The Wall Street Journal takes a look at how a depression today would differ from “The Great Depression of the 1930s”, and tells us (my emphasis, subscription required):
The different structure of today’s economy means that a modern depression would differ from the Great Depression of the 1930s. Fewer than 2% of Americans working today have agricultural jobs, compared with one in five in 1930. Three-quarters of today’s workers are in service-related jobs, which tend to be more stable than manufacturing, compared with fewer than half in 1930.
And then there are the social-safety-net programs that emerged after the Great Depression to blunt the blows. […] With spending on food accounting for a little less than a tenth of a typical family’s disposable income today, compared with a little less than a quarter in 1930, a modern depression wouldn’t hit people in the stomach as the Great Depression did.
Today’s cutbacks would be for more discretionary purchases — cable television, iTunes songs and restaurant meals.

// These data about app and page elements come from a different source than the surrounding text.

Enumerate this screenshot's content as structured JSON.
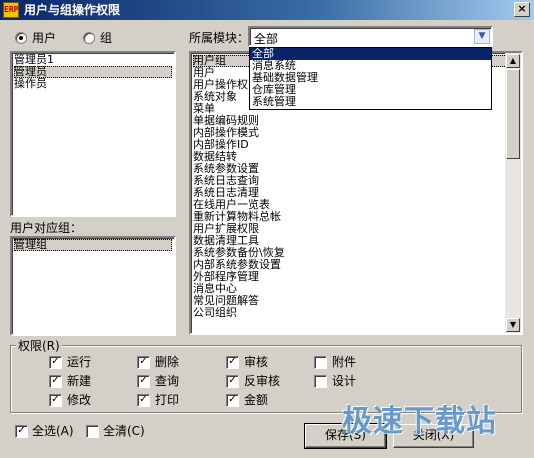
{
  "window": {
    "title": "用户与组操作权限",
    "app_icon": "ERP",
    "close": "×"
  },
  "target_type": {
    "user": "用户",
    "group": "组",
    "selected": "user"
  },
  "users": [
    "管理员1",
    "管理员",
    "操作员"
  ],
  "group_label": "用户对应组：",
  "groups": [
    "管理组"
  ],
  "module": {
    "label": "所属模块：",
    "value": "全部",
    "options": [
      "全部",
      "消息系统",
      "基础数据管理",
      "仓库管理",
      "系统管理"
    ]
  },
  "functions": [
    "用户组",
    "用户",
    "用户操作权",
    "系统对象",
    "菜单",
    "单据编码规则",
    "内部操作模式",
    "内部操作ID",
    "数据结转",
    "系统参数设置",
    "系统日志查询",
    "系统日志清理",
    "在线用户一览表",
    "重新计算物料总帐",
    "用户扩展权限",
    "数据清理工具",
    "系统参数备份\\恢复",
    "内部系统参数设置",
    "外部程序管理",
    "消息中心",
    "常见问题解答",
    "公司组织"
  ],
  "permissions": {
    "label": "权限(R)",
    "items": [
      {
        "label": "运行",
        "checked": true
      },
      {
        "label": "删除",
        "checked": true
      },
      {
        "label": "审核",
        "checked": true
      },
      {
        "label": "附件",
        "checked": false
      },
      {
        "label": "新建",
        "checked": true
      },
      {
        "label": "查询",
        "checked": true
      },
      {
        "label": "反审核",
        "checked": true
      },
      {
        "label": "设计",
        "checked": false
      },
      {
        "label": "修改",
        "checked": true
      },
      {
        "label": "打印",
        "checked": true
      },
      {
        "label": "金额",
        "checked": true
      }
    ]
  },
  "footer": {
    "select_all": "全选(A)",
    "select_all_checked": true,
    "clear_all": "全清(C)",
    "clear_all_checked": false,
    "save": "保存(S)",
    "close": "关闭(X)"
  },
  "watermark": "极速下载站",
  "colors": {
    "titlebar": "#0a246a",
    "face": "#d4d0c8",
    "highlight": "#0a246a"
  }
}
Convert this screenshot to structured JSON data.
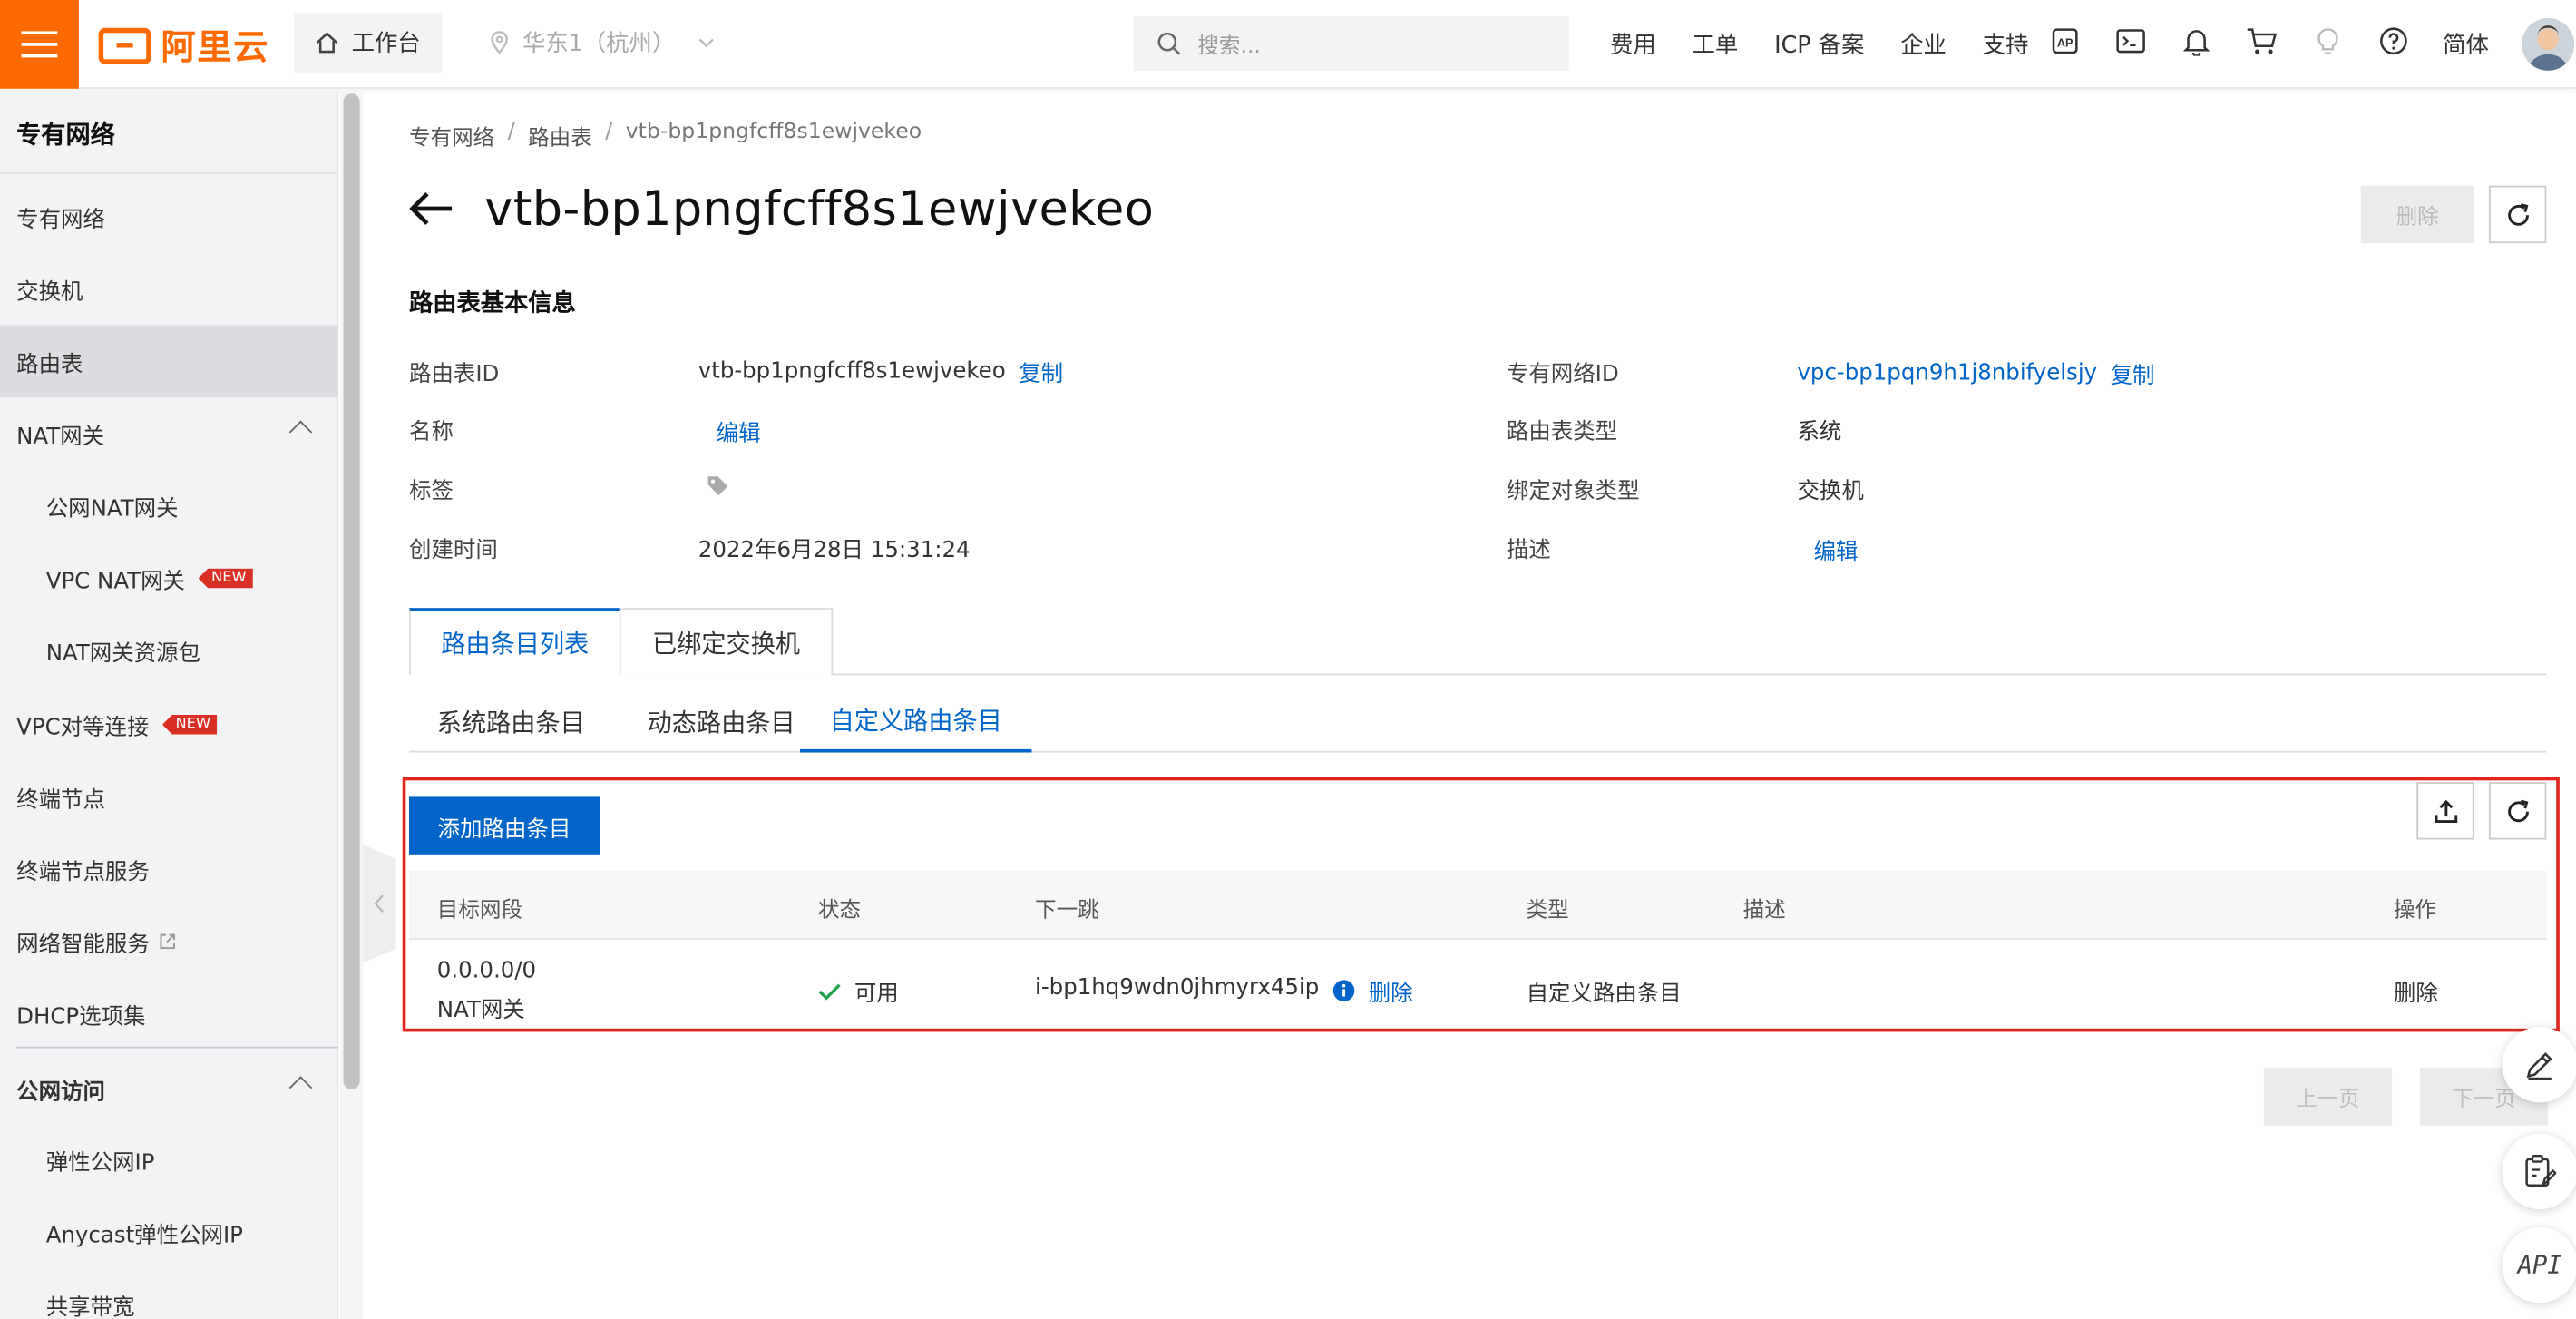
{
  "topbar": {
    "logo_text": "阿里云",
    "workbench": "工作台",
    "region": "华东1（杭州）",
    "search_placeholder": "搜索...",
    "nav": [
      "费用",
      "工单",
      "ICP 备案",
      "企业",
      "支持"
    ],
    "lang": "简体"
  },
  "sidebar": {
    "title": "专有网络",
    "items": [
      {
        "label": "专有网络"
      },
      {
        "label": "交换机"
      },
      {
        "label": "路由表"
      },
      {
        "label": "NAT网关"
      },
      {
        "label": "公网NAT网关"
      },
      {
        "label": "VPC NAT网关",
        "badge": "NEW"
      },
      {
        "label": "NAT网关资源包"
      },
      {
        "label": "VPC对等连接",
        "badge": "NEW"
      },
      {
        "label": "终端节点"
      },
      {
        "label": "终端节点服务"
      },
      {
        "label": "网络智能服务"
      },
      {
        "label": "DHCP选项集"
      },
      {
        "label": "公网访问"
      },
      {
        "label": "弹性公网IP"
      },
      {
        "label": "Anycast弹性公网IP"
      },
      {
        "label": "共享带宽"
      }
    ]
  },
  "breadcrumb": [
    "专有网络",
    "路由表",
    "vtb-bp1pngfcff8s1ewjvekeo"
  ],
  "page": {
    "title": "vtb-bp1pngfcff8s1ewjvekeo",
    "delete_label": "删除"
  },
  "basic_info": {
    "section_title": "路由表基本信息",
    "left": [
      {
        "label": "路由表ID",
        "value": "vtb-bp1pngfcff8s1ewjvekeo",
        "action": "复制"
      },
      {
        "label": "名称",
        "value": "",
        "action": "编辑"
      },
      {
        "label": "标签",
        "value": ""
      },
      {
        "label": "创建时间",
        "value": "2022年6月28日 15:31:24"
      }
    ],
    "right": [
      {
        "label": "专有网络ID",
        "value": "vpc-bp1pqn9h1j8nbifyelsjy",
        "action": "复制"
      },
      {
        "label": "路由表类型",
        "value": "系统"
      },
      {
        "label": "绑定对象类型",
        "value": "交换机"
      },
      {
        "label": "描述",
        "value": "",
        "action": "编辑"
      }
    ]
  },
  "tabs": {
    "primary": [
      "路由条目列表",
      "已绑定交换机"
    ],
    "secondary": [
      "系统路由条目",
      "动态路由条目",
      "自定义路由条目"
    ]
  },
  "table": {
    "add_button": "添加路由条目",
    "columns": [
      "目标网段",
      "状态",
      "下一跳",
      "类型",
      "描述",
      "操作"
    ],
    "rows": [
      {
        "target": "0.0.0.0/0",
        "target_sub": "NAT网关",
        "status": "可用",
        "next_hop": "i-bp1hq9wdn0jhmyrx45ip",
        "next_hop_action": "删除",
        "type": "自定义路由条目",
        "description": "",
        "operation": "删除"
      }
    ]
  },
  "pager": {
    "prev": "上一页",
    "next": "下一页"
  },
  "float": {
    "api": "API"
  },
  "colors": {
    "brand": "#ff6a00",
    "link": "#0064c8",
    "highlight": "#e1251b",
    "success": "#1fa24a"
  }
}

Oh no, Brer Fox! Not that Briar Patch! Please! Anything but that!